Each line of the data below that carries the word "this" needs to be copied.

==== Material supplied ====

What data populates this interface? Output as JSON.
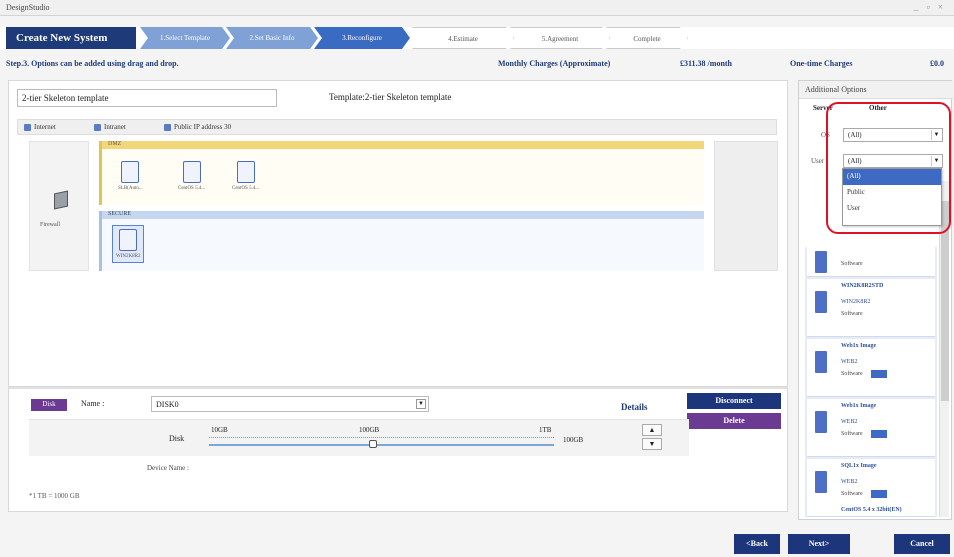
{
  "app": {
    "title": "DesignStudio",
    "controls": "_ ▫ ×"
  },
  "wizard": {
    "title": "Create New System",
    "steps": [
      {
        "label": "1.Select Template",
        "state": "done"
      },
      {
        "label": "2.Set Basic Info",
        "state": "done"
      },
      {
        "label": "3.Reconfigure",
        "state": "active"
      },
      {
        "label": "4.Estimate",
        "state": "todo"
      },
      {
        "label": "5.Agreement",
        "state": "todo"
      },
      {
        "label": "Complete",
        "state": "todo"
      }
    ]
  },
  "info": {
    "step_text": "Step.3. Options can be added using drag and drop.",
    "monthly_label": "Monthly Charges (Approximate)",
    "monthly_value": "£311.38 /month",
    "onetime_label": "One-time Charges",
    "onetime_value": "£0.0"
  },
  "template": {
    "name_value": "2-tier Skeleton template",
    "title": "Template:2-tier Skeleton template"
  },
  "net_tabs": [
    "Internet",
    "Intranet",
    "Public IP address 30"
  ],
  "firewall": {
    "label": "Firewall"
  },
  "dmz": {
    "label": "DMZ",
    "servers": [
      "SLB(Auto...",
      "CentOS 5.4...",
      "CentOS 5.4..."
    ]
  },
  "secure": {
    "label": "SECURE",
    "servers": [
      "WIN2K8R2"
    ]
  },
  "disk": {
    "tab_label": "Disk",
    "name_label": "Name :",
    "name_value": "DISK0",
    "details_label": "Details",
    "disconnect_label": "Disconnect",
    "delete_label": "Delete",
    "disk_label": "Disk",
    "tick_min": "10GB",
    "tick_mid": "100GB",
    "tick_max": "1TB",
    "value": "100GB",
    "device_name_label": "Device Name :",
    "footnote": "*1 TB = 1000 GB",
    "stepper_up": "▲",
    "stepper_down": "▼"
  },
  "sidebar": {
    "title": "Additional Options",
    "tabs": [
      "Server",
      "Other"
    ],
    "os_label": "OS",
    "os_value": "(All)",
    "user_label": "User",
    "user_value": "(All)",
    "user_options": [
      "(All)",
      "Public",
      "User"
    ],
    "items": [
      {
        "title": "Software",
        "sub": "",
        "kind": ""
      },
      {
        "title": "WIN2K8R2STD",
        "sub": "WIN2K8R2",
        "kind": "Software"
      },
      {
        "title": "Web1x Image",
        "sub": "WEB2",
        "kind": "Software"
      },
      {
        "title": "Web1x Image",
        "sub": "WEB2",
        "kind": "Software"
      },
      {
        "title": "SQL1x Image",
        "sub": "WEB2",
        "kind": "Software"
      },
      {
        "title": "CentOS 5.4 x 32bit(EN)",
        "sub": "",
        "kind": ""
      }
    ]
  },
  "nav": {
    "back": "<Back",
    "next": "Next>",
    "cancel": "Cancel"
  },
  "colors": {
    "brand": "#1e3a78",
    "accent": "#3a6bc2",
    "highlight": "#e0102a",
    "purple": "#6b3a93"
  }
}
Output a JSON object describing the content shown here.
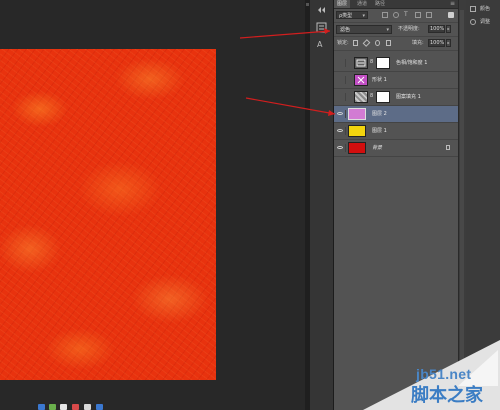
{
  "panel": {
    "tabs": [
      {
        "label": "图层",
        "active": true
      },
      {
        "label": "通道",
        "active": false
      },
      {
        "label": "路径",
        "active": false
      }
    ],
    "filter_kind": "ρ类型",
    "blend_mode": "滤色",
    "opacity_label": "不透明度:",
    "opacity_value": "100%",
    "lock_label": "锁定:",
    "fill_label": "填充:",
    "fill_value": "100%"
  },
  "layers": [
    {
      "name": "色相/饱和度 1",
      "visible": false,
      "thumb": "adjustment-icon",
      "link": "8",
      "has_mask": true,
      "selected": false
    },
    {
      "name": "形状 1",
      "visible": false,
      "thumb_color": "#c24fc4",
      "selected": false
    },
    {
      "name": "图案填充 1",
      "visible": false,
      "thumb": "pattern-icon",
      "link": "8",
      "has_mask": true,
      "selected": false
    },
    {
      "name": "图层 2",
      "visible": true,
      "thumb_color": "#d27bd3",
      "selected": true
    },
    {
      "name": "图层 1",
      "visible": true,
      "thumb_color": "#f2d40e",
      "selected": false
    },
    {
      "name": "背景",
      "visible": true,
      "thumb_color": "#d20e0e",
      "locked": true,
      "selected": false
    }
  ],
  "right_dock": [
    {
      "label": "颜色",
      "icon": "color-icon"
    },
    {
      "label": "调整",
      "icon": "adjust-icon"
    }
  ],
  "watermark": {
    "site": "jb51.net",
    "brand": "脚本之家"
  },
  "colors": {
    "arrow": "#d21e1e",
    "selection": "#5d6c87",
    "canvas_red": "#e8320e",
    "watermark_blue": "#3b7dc4"
  }
}
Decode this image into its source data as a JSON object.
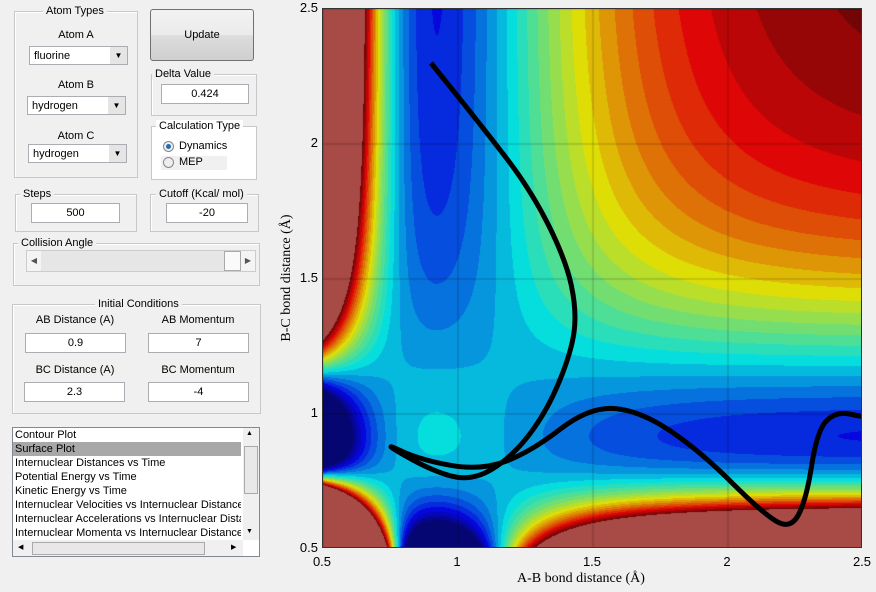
{
  "atom_types": {
    "title": "Atom Types",
    "atom_a_label": "Atom A",
    "atom_a": "fluorine",
    "atom_b_label": "Atom B",
    "atom_b": "hydrogen",
    "atom_c_label": "Atom C",
    "atom_c": "hydrogen"
  },
  "update_label": "Update",
  "delta": {
    "title": "Delta Value",
    "value": "0.424"
  },
  "calc": {
    "title": "Calculation Type",
    "options": [
      "Dynamics",
      "MEP"
    ],
    "selected": "Dynamics"
  },
  "steps": {
    "title": "Steps",
    "value": "500"
  },
  "cutoff": {
    "title": "Cutoff (Kcal/ mol)",
    "value": "-20"
  },
  "collision": {
    "title": "Collision Angle",
    "slider_fraction": 1.0
  },
  "initial": {
    "title": "Initial Conditions",
    "ab_dist_label": "AB Distance (A)",
    "ab_dist": "0.9",
    "ab_mom_label": "AB Momentum",
    "ab_mom": "7",
    "bc_dist_label": "BC Distance (A)",
    "bc_dist": "2.3",
    "bc_mom_label": "BC Momentum",
    "bc_mom": "-4"
  },
  "plot_list": {
    "items": [
      "Contour Plot",
      "Surface Plot",
      "Internuclear Distances vs Time",
      "Potential Energy vs Time",
      "Kinetic Energy vs Time",
      "Internuclear Velocities vs Internuclear Distances",
      "Internuclear Accelerations vs Internuclear Distances",
      "Internuclear Momenta vs Internuclear Distances"
    ],
    "selected": "Surface Plot"
  },
  "chart_data": {
    "type": "heatmap",
    "xlabel": "A-B bond distance (Å)",
    "ylabel": "B-C bond distance (Å)",
    "xlim": [
      0.5,
      2.5
    ],
    "ylim": [
      0.5,
      2.5
    ],
    "xticks": [
      "0.5",
      "1",
      "1.5",
      "2",
      "2.5"
    ],
    "yticks": [
      "0.5",
      "1",
      "1.5",
      "2",
      "2.5"
    ],
    "colormap": "jet",
    "trajectory_color": "#000000",
    "trajectory": {
      "x": [
        0.9,
        1.085,
        1.27,
        1.4,
        1.44,
        1.42,
        1.33,
        1.2,
        1.05,
        0.9,
        0.71,
        0.86,
        1.085,
        1.27,
        1.49,
        1.68,
        1.9,
        2.12,
        2.23,
        2.29,
        2.33,
        2.4,
        2.5
      ],
      "y": [
        2.3,
        2.07,
        1.83,
        1.57,
        1.38,
        1.23,
        1.01,
        0.84,
        0.75,
        0.79,
        0.9,
        0.83,
        0.79,
        0.86,
        1.03,
        1.01,
        0.86,
        0.64,
        0.57,
        0.68,
        0.94,
        1.01,
        0.99
      ]
    }
  }
}
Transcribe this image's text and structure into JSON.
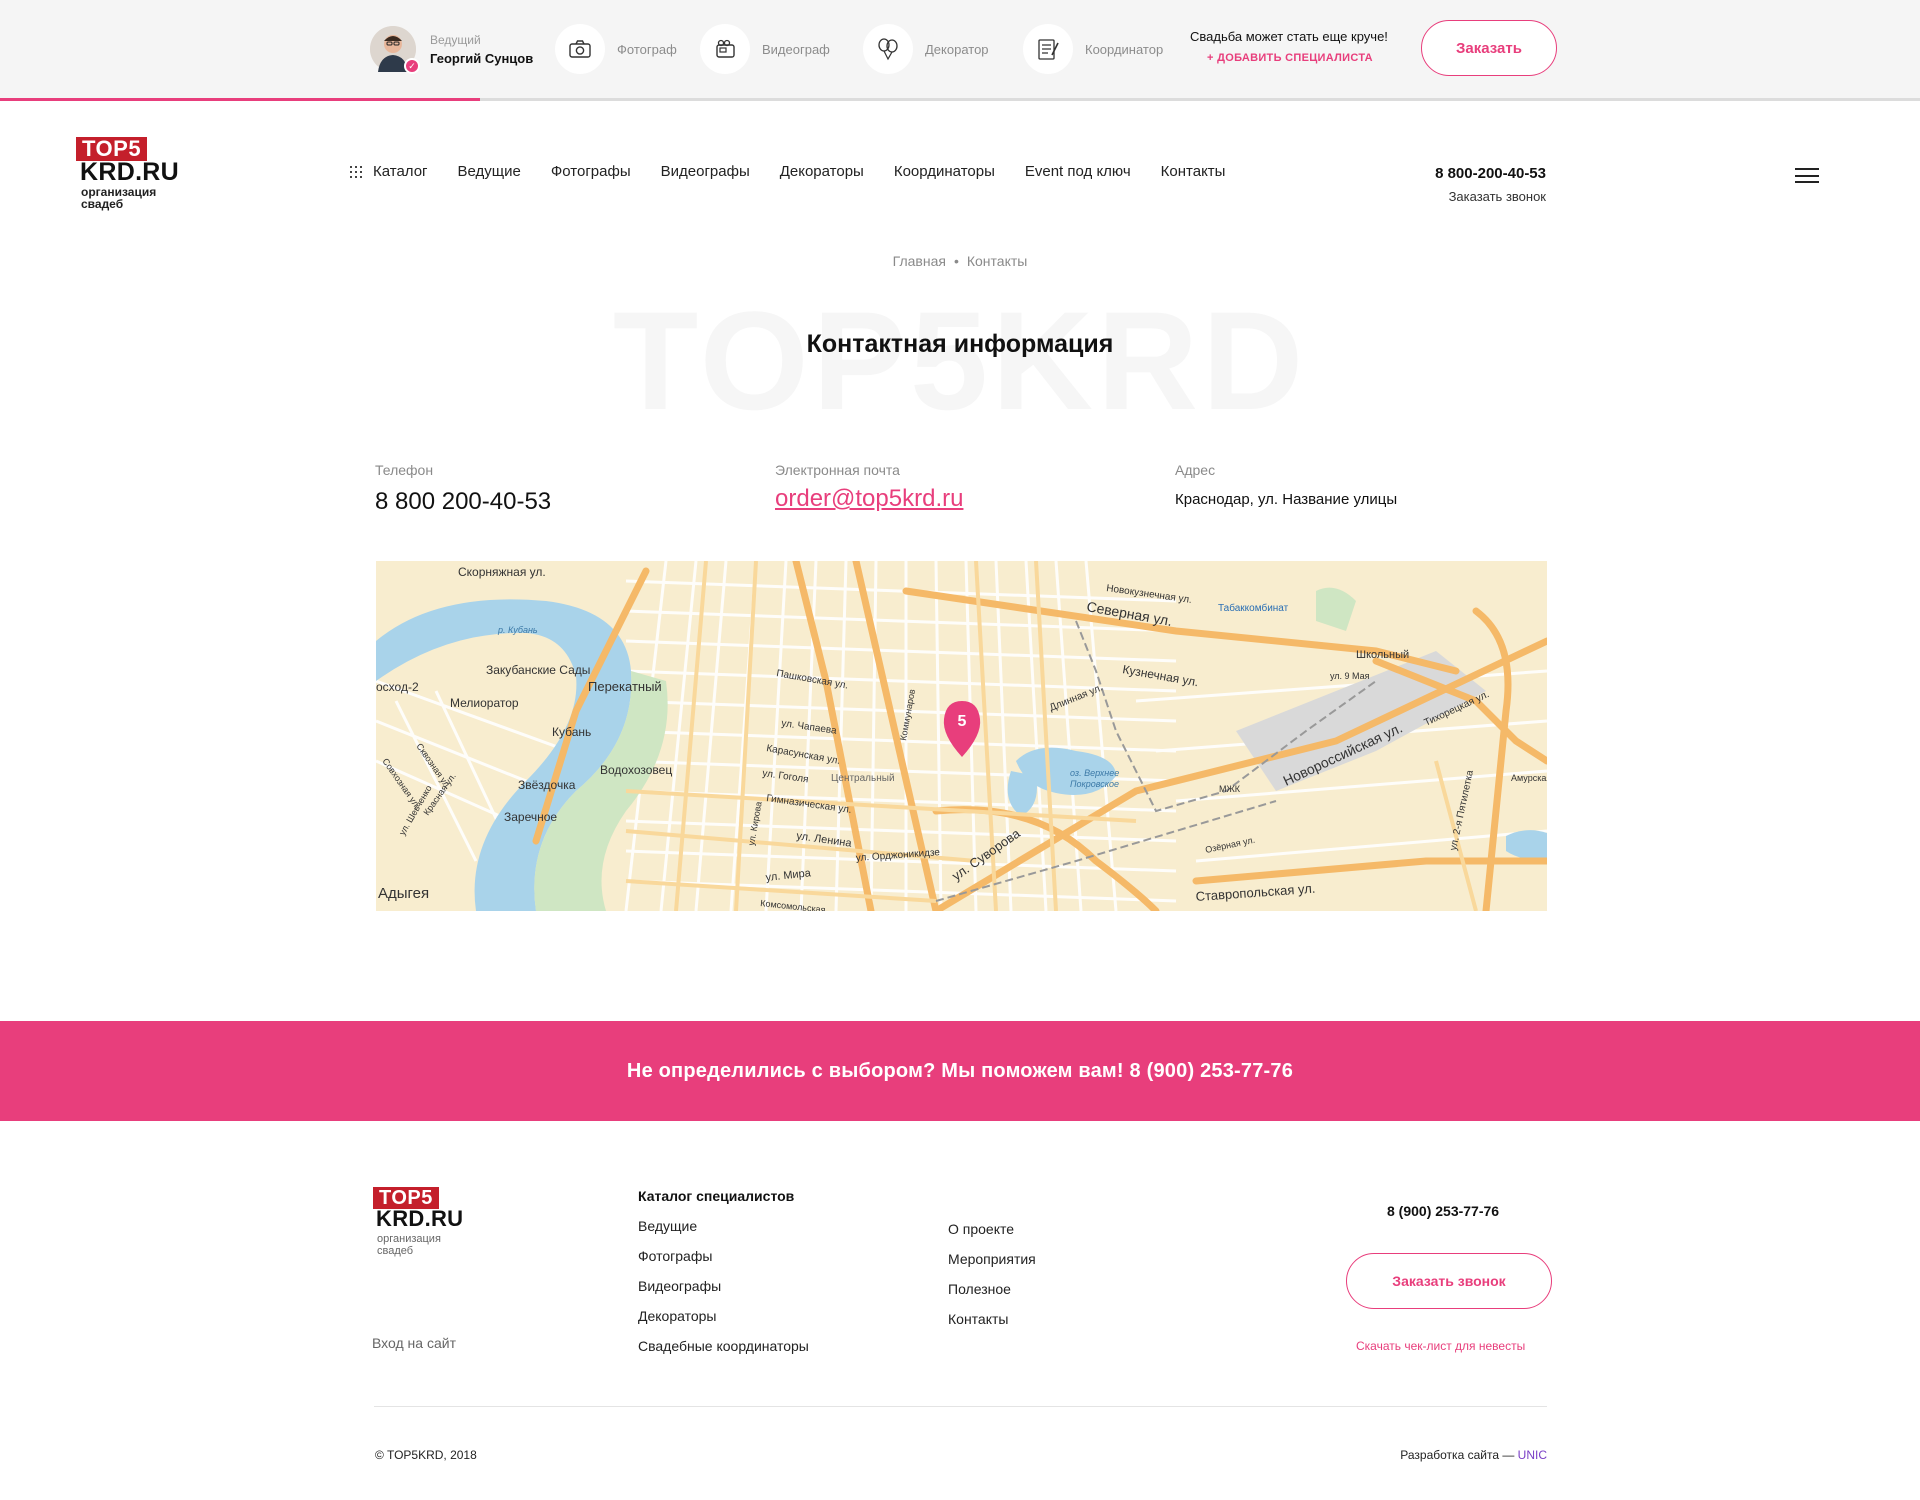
{
  "topbar": {
    "host": {
      "role": "Ведущий",
      "name": "Георгий Сунцов",
      "check": "✓"
    },
    "specialists": [
      {
        "label": "Фотограф",
        "icon": "camera-icon"
      },
      {
        "label": "Видеограф",
        "icon": "video-camera-icon"
      },
      {
        "label": "Декоратор",
        "icon": "balloons-icon"
      },
      {
        "label": "Координатор",
        "icon": "notepad-icon"
      }
    ],
    "promo_text": "Свадьба может стать еще круче!",
    "promo_link": "+ ДОБАВИТЬ СПЕЦИАЛИСТА",
    "order_button": "Заказать",
    "progress": 0.25,
    "accent_color": "#e83e7c"
  },
  "logo": {
    "top": "TOP5",
    "main": "KRD.RU",
    "sub1": "организация",
    "sub2": "свадеб"
  },
  "nav": {
    "catalog": "Каталог",
    "items": [
      "Ведущие",
      "Фотографы",
      "Видеографы",
      "Декораторы",
      "Координаторы",
      "Event под ключ",
      "Контакты"
    ]
  },
  "header": {
    "phone": "8 800-200-40-53",
    "callback": "Заказать звонок"
  },
  "breadcrumb": {
    "home": "Главная",
    "sep": "•",
    "current": "Контакты"
  },
  "page": {
    "watermark": "TOP5KRD",
    "title": "Контактная информация"
  },
  "contacts": {
    "phone_label": "Телефон",
    "phone": "8 800 200-40-53",
    "email_label": "Электронная почта",
    "email": "order@top5krd.ru",
    "address_label": "Адрес",
    "address": "Краснодар, ул. Название улицы"
  },
  "map": {
    "marker": "5",
    "labels": [
      "Скорняжная ул.",
      "р. Кубань",
      "Закубанские Сады",
      "Перекатный",
      "осход-2",
      "Мелиоратор",
      "Кубань",
      "Водохозовец",
      "Звёздочка",
      "Заречное",
      "Адыгея",
      "Северная ул.",
      "Кузнечная ул.",
      "Новокузнечная ул.",
      "Табаккомбинат",
      "Школьный",
      "ул. 9 Мая",
      "Новороссийская ул.",
      "Тихорецкая ул.",
      "Ставропольская ул.",
      "ул. Суворова",
      "Центральный",
      "ул. Ленина",
      "ул. Мира",
      "ул. Орджоникидзе",
      "Гимназическая ул.",
      "Карасунская ул.",
      "ул. Гоголя",
      "ул. Чапаева",
      "Пашковская ул.",
      "Длинная ул.",
      "оз. Верхнее",
      "Покровское",
      "МЖК",
      "Озёрная ул.",
      "ул. 2-я Пятилетка",
      "Амурская",
      "Коммунаров",
      "Красная ул.",
      "Сквозная ул.",
      "Совхозная ул.",
      "ул. Шевченко",
      "ул. Кирова",
      "Комсомольская"
    ]
  },
  "cta": {
    "text": "Не определились с выбором? Мы поможем вам! 8 (900) 253-77-76"
  },
  "footer": {
    "catalog_title": "Каталог специалистов",
    "catalog_links": [
      "Ведущие",
      "Фотографы",
      "Видеографы",
      "Декораторы",
      "Свадебные координаторы"
    ],
    "about_links": [
      "О проекте",
      "Мероприятия",
      "Полезное",
      "Контакты"
    ],
    "login": "Вход на сайт",
    "phone": "8 (900) 253-77-76",
    "call_button": "Заказать звонок",
    "checklist": "Скачать чек-лист для невесты",
    "copyright": "© TOP5KRD, 2018",
    "dev_prefix": "Разработка сайта — ",
    "dev_brand": "UNIC"
  }
}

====

__Result below__
What data populates this interface? Output as JSON.
Decode this image into its source data as a JSON object.
Transcribe this image's text and structure into JSON.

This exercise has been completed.